## Sieving A Polynomial

### May 30, 2017

I watch Stack Overflow and Reddit for questions about prime numbers. Most of the questions are basic, many are confused, a few are interesting, and some are just bizarre. A recent question falls in the latter category:

I need to make a list of the prime factors with multiplicity of all the numbers up to 300,001 that are equivalent to 1 modulo 4. My strategy is to make a list of the numbers 1 modulo 4, then calculate the factors of each. I don’t know how to calculate factors, but I know it’s complicated, so I figure somebody has already built a factoring program and put it on the web. Does anybody know a web API that I can call to determine the factors of a number?

For instance, if we limit the numbers to 50, the desired output is:

5 (5) 9 (3 3) 13 (13) 17 (17) 21 (3 7) 25 (5 5) 29 (29) 33 (3 11) 37 (37) 41 (41) 45 (3 3 5) 49 (7 7)

Calling a web API 75,000 times is a spectacularly wrong way to build the list, but I pointed the questioner to Wolfram|Alpha. Long-time readers of this blog know how to solve the problem directly, which we will do in today’s exercise.

Your task is to write a program to factor all the numbers up to 300,001 that are equivalent to 1 modulo 4. When you are finished, you are welcome to read or run a suggested solution, or to post your own solution or discuss the exercise in the comments below.

Simple Python3 with lots of space for optimization, possibly

Output

In python:

Above solution takes 0.42 seconds for all numbers up to 75000 on my machine. Below solution uses a bigger wheel and goes for Brent algorithm trial division for larger numbers. Takes 0.08 seconds for first 75000.

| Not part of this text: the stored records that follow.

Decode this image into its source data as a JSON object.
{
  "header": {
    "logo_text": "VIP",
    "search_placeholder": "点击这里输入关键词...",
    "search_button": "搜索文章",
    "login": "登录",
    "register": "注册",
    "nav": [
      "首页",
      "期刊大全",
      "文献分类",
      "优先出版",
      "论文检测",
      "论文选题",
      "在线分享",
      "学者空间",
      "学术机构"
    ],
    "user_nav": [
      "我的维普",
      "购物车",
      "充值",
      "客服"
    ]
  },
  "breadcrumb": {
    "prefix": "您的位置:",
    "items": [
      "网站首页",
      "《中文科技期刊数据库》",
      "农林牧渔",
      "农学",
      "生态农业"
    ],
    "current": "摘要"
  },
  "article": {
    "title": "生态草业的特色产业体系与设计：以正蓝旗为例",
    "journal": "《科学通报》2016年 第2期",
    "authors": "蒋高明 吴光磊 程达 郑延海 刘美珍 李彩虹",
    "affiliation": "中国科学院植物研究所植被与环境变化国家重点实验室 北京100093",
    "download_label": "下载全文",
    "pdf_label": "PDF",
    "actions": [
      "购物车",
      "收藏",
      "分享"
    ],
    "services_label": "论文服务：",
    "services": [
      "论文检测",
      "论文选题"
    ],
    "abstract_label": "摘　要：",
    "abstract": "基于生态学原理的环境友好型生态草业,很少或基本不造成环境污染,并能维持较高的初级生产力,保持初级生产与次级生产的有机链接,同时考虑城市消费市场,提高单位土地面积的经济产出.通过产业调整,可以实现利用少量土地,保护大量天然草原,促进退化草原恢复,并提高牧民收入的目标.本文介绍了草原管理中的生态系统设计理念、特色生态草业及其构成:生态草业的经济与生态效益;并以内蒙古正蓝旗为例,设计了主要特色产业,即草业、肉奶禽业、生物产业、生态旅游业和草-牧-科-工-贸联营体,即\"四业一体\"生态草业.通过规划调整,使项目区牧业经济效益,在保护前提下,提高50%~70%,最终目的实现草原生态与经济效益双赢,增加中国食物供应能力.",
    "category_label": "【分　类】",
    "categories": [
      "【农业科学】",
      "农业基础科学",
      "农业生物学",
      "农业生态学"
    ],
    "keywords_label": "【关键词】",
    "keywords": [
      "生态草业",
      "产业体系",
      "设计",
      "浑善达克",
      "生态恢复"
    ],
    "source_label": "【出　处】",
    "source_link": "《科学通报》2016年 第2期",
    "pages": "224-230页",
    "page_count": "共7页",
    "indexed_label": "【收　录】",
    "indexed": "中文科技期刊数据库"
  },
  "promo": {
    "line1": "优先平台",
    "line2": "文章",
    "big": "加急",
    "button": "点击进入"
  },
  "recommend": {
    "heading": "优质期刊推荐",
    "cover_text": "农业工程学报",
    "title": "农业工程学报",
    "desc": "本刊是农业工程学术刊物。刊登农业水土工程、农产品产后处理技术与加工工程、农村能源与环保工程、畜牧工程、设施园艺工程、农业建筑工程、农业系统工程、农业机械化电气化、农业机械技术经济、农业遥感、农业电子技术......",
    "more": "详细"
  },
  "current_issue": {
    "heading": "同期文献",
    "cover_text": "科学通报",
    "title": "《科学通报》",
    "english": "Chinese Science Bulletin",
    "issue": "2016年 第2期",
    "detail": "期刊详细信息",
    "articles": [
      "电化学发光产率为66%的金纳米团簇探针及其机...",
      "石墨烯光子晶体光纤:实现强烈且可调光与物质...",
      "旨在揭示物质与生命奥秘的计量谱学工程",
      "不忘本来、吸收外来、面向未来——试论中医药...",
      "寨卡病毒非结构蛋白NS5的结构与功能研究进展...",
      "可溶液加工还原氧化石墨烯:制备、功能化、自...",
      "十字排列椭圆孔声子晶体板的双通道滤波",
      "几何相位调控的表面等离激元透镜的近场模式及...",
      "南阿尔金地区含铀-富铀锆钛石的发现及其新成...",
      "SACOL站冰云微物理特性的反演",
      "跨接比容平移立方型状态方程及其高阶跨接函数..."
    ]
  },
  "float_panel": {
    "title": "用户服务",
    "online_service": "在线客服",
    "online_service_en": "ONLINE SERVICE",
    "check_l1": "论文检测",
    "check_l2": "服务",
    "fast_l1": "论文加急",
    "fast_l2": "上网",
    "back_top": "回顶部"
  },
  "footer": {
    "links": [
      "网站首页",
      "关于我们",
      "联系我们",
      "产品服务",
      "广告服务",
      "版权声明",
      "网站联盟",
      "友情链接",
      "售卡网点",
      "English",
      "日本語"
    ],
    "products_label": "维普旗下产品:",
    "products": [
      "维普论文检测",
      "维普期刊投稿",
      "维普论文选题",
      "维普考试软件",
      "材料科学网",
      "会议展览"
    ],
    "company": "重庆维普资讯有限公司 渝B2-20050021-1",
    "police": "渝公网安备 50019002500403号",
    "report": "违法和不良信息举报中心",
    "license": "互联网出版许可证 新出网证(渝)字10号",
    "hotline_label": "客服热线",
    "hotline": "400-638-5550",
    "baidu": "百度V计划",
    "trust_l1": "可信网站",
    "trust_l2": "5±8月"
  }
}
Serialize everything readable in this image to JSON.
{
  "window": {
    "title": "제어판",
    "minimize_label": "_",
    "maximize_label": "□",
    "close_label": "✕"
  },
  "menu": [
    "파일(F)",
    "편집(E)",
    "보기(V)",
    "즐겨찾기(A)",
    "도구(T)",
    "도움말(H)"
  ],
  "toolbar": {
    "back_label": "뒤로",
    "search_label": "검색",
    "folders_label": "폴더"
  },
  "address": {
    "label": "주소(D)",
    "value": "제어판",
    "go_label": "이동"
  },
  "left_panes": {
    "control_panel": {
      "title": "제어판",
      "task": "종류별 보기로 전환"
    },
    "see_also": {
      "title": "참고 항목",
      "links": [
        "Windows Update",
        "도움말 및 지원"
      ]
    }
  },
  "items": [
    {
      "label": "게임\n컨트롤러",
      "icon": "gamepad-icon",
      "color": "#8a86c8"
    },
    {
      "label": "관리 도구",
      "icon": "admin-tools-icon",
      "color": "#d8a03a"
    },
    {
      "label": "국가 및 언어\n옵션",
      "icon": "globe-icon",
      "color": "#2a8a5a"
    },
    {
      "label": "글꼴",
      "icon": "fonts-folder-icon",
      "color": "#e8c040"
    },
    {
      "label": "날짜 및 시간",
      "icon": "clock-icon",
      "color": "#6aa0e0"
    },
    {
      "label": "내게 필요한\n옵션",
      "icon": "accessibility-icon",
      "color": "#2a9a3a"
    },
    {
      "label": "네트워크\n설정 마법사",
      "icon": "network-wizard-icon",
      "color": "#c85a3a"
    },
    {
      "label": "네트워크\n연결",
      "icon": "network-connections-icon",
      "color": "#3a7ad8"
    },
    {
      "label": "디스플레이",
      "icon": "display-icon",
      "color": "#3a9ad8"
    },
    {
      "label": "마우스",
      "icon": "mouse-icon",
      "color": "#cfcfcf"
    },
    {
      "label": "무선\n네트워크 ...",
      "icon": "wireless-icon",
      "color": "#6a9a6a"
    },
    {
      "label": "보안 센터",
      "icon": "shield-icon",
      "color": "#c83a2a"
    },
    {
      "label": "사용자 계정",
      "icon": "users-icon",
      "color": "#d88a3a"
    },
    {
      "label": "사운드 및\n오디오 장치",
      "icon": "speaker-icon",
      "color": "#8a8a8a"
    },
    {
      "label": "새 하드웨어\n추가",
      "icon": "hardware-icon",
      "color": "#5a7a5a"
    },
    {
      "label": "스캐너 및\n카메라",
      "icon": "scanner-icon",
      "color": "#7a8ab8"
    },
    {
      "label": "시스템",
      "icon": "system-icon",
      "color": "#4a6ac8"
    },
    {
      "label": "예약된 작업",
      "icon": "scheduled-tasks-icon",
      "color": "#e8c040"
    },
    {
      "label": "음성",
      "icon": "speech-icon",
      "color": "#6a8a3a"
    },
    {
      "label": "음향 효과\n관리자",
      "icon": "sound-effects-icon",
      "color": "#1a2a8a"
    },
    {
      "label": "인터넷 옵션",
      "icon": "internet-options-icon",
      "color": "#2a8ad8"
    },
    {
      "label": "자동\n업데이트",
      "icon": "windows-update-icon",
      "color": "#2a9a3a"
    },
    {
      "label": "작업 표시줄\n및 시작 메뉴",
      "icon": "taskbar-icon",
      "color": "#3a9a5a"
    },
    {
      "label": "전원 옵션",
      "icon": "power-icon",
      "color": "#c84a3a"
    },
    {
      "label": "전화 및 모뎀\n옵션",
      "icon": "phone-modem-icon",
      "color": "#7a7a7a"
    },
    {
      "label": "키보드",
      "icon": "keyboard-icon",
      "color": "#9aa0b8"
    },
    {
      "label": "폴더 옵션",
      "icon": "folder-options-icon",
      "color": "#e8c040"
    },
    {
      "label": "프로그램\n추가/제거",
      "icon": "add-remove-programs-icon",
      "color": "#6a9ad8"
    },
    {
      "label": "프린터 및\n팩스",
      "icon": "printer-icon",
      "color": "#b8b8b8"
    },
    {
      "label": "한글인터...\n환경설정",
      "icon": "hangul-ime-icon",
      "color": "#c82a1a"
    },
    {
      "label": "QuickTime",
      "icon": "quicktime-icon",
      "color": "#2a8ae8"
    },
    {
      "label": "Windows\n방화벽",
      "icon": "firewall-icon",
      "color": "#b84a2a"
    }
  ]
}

Good ‘ol shell:

There’s factor in coreutils? That’s cool.

(And surely the spec includes 1.)

@Rutger: Please time the following function using the same parameters as your other timings:

@Jussi: Unix has had

`factor`

forever. It uses naive trial division.@Praxis, I never knew.

The info page for the GNU coreutils factor says it uses “the Pollard Rho algorithm” which is “particularly effective for numbers with relatively small factors” (when it’s compiled with the GNU MP library). It recommends other methods for factoring products of large primes.

@Jussi: The V7 source code is in assembler, HERE; the man page is HERE.

I’m not an assembler expert, but I see things like

that looks an awful lot like trial division (there is no division in the Pollard Rho algorithm), and something like

that looks an awful lot like trial division by odd numbers.

I also note that the man page mentions the time complexity as O(sqrt

n), which is characteristic of trial division, not Pollard Rho.I’ve always been under the impression that Unix

`factor`

used trial division. I’m not surprised that the GNU folks changed the algorithm.@Praxis, thanks. I see also an interfance change between V7 and GNU factor: V7 takes one argument (or none), GNU takes any number of arguments and reports on all of them.

To understate the effect, there’s a noticable difference between the running times of these (on a Red Hat server with recent coreutils, but the point should be robust):

@programmingpraxis: tried timing your reply, but it uses an undefined primes() function.

@Rutger: Sorry. I added

`primes`

and`prod`

, both of which are called by the function.Had a little more modifications to the code, but here is the result: 0.0156 seconds.

@Rutger: So to process

n= 75,000, it’s 0.42 seconds for trial division by 2 and odds, a five-times improvement to 0.08 seconds for a 2,3,5,7-wheel (sincen= 75,000 you never call Brent-rho), and another five-times improvement to 0.0156 for sieving. And sieving has a slower order of growth than the other two, O(lognlog logn) compared to O(sqrtn). Sieving always wins!Thank you for doing the timing comparison.

May 30th, 2017.c:May 30th, 2017.out:On an Apple Power Mac G4 (AGP Graphics) (450MHz processor, 1GB memory) to run the solution took:

approximately forty-six seconds on Mac OS 9.2.2 (International English) (the solution interpreted using Leonardo IDE 3.4.1);

approximately one second on Mac OS X 10.4.11 (the solution compiled using Xcode 2.2.1).

(I’m just trying to solve the problems posed by this ‘site whilst I try to get a job; I’m well aware that my solutions are far from the best – but, in my defence, I don’t have any traditional qualifications in computer science :/ )